Turner has a background in Army communications and puts it to work and is able to get the number of the CIA official who may be behind this operation. This leads him a suburb of Washington DC, where the official lives. Turner shows up there to confront him. Joubert arrives too, disarms Turner and kills the CIA official. He tells Turner that he has no arrangement now to kill him and offers him a ride. He warns Turner to be careful.
Turner arrives back in NYC and confronts the Deputy Director, telling him that instead of coming in, he has given the entire story to the New York Times, assuming they will print it. As the film ends, the Deputy Director forewarns Turner that the Times might not print the story. Then what will he do?
In the post-Watergate era, when Americans learned a lot about backdoor schemes, assassination plots and dirty laundry, trust in the government went down. Filmmakers seized on this negative, distrustful view of government to develop a number of films about off the rails, secret government activities. There was now a built-in audience for these stories, but Watergate proved that often fact is stranger than fiction.
One of the great parts of the film is the score by Dave Gruisin, a jazz and film composer. This is not a traditional spy film and Gruisin gives is a very contemporary feel. Pollack, keeps the action moving and the audience trying to figure out the plot. Pollack and Redford had already worked together many times (This Property is Condemned, The Way We Were, Jeremiah Johnson) so they had a groove already established. The adaption was by Lorenzo Semple, Jr. and David Rayfiel, both veteran screenwriters and frequent collaborators with Pollack. Besides Robertson and Von Sydow, the cast includes John Houseman, Addison Powell, Hank Garrett and Walter McGinn, all veteran actors that add texture to the film.
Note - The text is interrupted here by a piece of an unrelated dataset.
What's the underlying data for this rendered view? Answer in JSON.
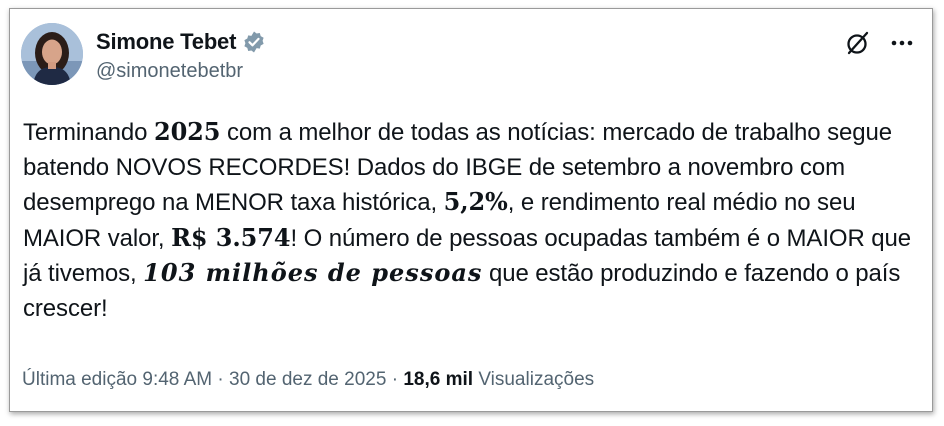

Pollack, who began directing big projects in the 1960s, was very skilled at finding the dramatic core of a film and building strong branches from it. In a Pollack film there is rarely a false beat or a miscast character, although in the 1990s, he suffered some under-performing films like Random Hearts, Havana, Sabrina and The Interpreter. Pollack dabbled in acting and his production company continued making interesting films. Pollack’s films always had style, the studios spent money on his films, and that gave them a very glossy, Hollywood feel about them. That’s not a criticism, but you weren’t going to a filmmaker taking many chances or stepping out of the mainstream. Actors like Redford, Paul Newman or Harrison Ford felt comfortable with him at the helm.
Forty-five years later, does Three Days of the Condor feel dated? The method of burying information in books and other methodology is likely passe, but the theme of distrust in government and shadow organizations, plotting to seize oil supplies is still very realistic. The core of the plot is government preparing for the inevitable, which the Deputy Director says Americans are going to expect. Don’t ask them when they are cold, they will expect fuel to heat their homes. Morality will go out the window when people are cold and hungry, which goes with the uncertainty of whether the Times will run Turner’s story.
“Three Days of the Condor” is a well-made thriller, tense and involving, and the scary thing, in these months after Watergate, is that it’s all too believable. Conspiracies involving murder by federal agencies used to be found in obscure publications of the far left. Now they’re glossy entertainments starring Robert Redford and Faye Dunaway. How soon we grow used to the most depressing possibilities about our government — and how soon, too, we commercialize on them. Hollywood stars used to play cowboys and generals. Now they’re wiretappers and assassins, or targets. – Roger Ebert, January 1, 1975